(Data records)

————

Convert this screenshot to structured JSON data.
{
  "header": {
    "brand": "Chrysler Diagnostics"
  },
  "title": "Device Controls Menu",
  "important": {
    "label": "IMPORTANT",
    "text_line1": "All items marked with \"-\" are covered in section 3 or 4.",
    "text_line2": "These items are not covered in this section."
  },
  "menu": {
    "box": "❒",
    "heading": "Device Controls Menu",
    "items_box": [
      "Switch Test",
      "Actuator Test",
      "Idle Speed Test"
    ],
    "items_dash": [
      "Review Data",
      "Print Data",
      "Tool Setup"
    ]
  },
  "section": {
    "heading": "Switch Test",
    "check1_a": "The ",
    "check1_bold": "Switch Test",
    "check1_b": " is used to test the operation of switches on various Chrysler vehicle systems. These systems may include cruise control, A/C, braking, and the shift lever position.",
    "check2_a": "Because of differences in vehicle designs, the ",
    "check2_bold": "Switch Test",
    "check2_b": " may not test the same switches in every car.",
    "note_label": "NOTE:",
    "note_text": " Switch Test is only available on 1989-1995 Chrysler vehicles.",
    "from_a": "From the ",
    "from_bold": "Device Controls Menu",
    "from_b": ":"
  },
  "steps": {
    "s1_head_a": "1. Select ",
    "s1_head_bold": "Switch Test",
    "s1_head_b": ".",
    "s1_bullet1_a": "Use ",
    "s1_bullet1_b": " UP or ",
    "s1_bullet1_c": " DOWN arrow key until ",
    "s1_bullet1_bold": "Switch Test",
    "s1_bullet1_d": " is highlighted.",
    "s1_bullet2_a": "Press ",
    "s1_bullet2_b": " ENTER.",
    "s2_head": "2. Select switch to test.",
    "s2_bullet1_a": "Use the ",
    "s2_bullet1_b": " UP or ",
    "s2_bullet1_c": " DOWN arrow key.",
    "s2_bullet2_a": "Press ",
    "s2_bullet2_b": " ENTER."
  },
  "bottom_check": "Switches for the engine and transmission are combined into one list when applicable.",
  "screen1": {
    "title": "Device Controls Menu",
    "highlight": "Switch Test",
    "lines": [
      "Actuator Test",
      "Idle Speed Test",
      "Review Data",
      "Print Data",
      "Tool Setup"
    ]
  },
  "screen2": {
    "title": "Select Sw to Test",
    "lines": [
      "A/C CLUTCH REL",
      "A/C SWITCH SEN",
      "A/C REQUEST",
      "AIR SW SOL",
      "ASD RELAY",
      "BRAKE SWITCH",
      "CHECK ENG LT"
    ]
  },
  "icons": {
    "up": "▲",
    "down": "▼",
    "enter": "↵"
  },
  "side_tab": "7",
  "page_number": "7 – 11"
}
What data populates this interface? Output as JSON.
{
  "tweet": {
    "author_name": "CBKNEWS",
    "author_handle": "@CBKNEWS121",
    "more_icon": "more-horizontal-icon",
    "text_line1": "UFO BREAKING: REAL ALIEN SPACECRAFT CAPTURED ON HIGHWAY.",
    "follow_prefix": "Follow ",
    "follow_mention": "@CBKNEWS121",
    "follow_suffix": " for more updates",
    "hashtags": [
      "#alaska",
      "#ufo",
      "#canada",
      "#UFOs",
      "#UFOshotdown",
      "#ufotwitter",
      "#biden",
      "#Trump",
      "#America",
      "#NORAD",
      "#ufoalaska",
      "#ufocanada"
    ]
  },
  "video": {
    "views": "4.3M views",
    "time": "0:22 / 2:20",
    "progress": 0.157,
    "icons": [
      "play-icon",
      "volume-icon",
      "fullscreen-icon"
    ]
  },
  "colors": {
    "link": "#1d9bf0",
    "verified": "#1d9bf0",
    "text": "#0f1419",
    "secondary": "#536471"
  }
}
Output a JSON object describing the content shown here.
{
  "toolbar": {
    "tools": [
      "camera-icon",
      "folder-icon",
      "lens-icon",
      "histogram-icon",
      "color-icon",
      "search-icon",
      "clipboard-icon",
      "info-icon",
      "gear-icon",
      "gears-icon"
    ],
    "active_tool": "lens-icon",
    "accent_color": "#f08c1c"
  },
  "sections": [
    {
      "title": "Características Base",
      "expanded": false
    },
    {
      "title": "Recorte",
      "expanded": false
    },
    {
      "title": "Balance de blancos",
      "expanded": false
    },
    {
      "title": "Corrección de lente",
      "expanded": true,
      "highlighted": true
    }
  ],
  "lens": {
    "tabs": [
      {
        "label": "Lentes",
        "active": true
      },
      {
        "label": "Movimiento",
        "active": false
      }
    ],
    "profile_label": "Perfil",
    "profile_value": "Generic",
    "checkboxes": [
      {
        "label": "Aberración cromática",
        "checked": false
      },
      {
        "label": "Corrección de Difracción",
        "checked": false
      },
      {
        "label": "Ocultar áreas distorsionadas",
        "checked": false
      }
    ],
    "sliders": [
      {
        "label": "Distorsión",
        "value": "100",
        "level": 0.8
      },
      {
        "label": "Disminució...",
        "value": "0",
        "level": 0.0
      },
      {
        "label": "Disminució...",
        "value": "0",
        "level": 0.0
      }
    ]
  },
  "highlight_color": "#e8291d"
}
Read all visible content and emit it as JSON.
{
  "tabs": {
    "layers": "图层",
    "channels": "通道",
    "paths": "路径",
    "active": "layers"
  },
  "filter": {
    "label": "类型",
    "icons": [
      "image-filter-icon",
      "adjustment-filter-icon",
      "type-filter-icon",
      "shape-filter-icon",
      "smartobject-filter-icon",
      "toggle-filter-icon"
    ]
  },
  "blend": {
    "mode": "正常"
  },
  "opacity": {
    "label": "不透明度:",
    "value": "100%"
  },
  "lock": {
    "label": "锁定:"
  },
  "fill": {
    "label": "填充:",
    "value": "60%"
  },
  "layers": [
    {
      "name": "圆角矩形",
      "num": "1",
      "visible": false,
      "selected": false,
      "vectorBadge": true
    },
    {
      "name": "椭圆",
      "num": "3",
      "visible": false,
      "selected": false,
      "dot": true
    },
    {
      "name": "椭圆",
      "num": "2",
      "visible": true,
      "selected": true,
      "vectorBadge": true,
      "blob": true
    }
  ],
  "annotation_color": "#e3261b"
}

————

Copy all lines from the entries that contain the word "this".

Response box:
Convert this screenshot to structured JSON data.
    "text_line2": "These items are not covered in this section."
What data populates this interface? Output as JSON.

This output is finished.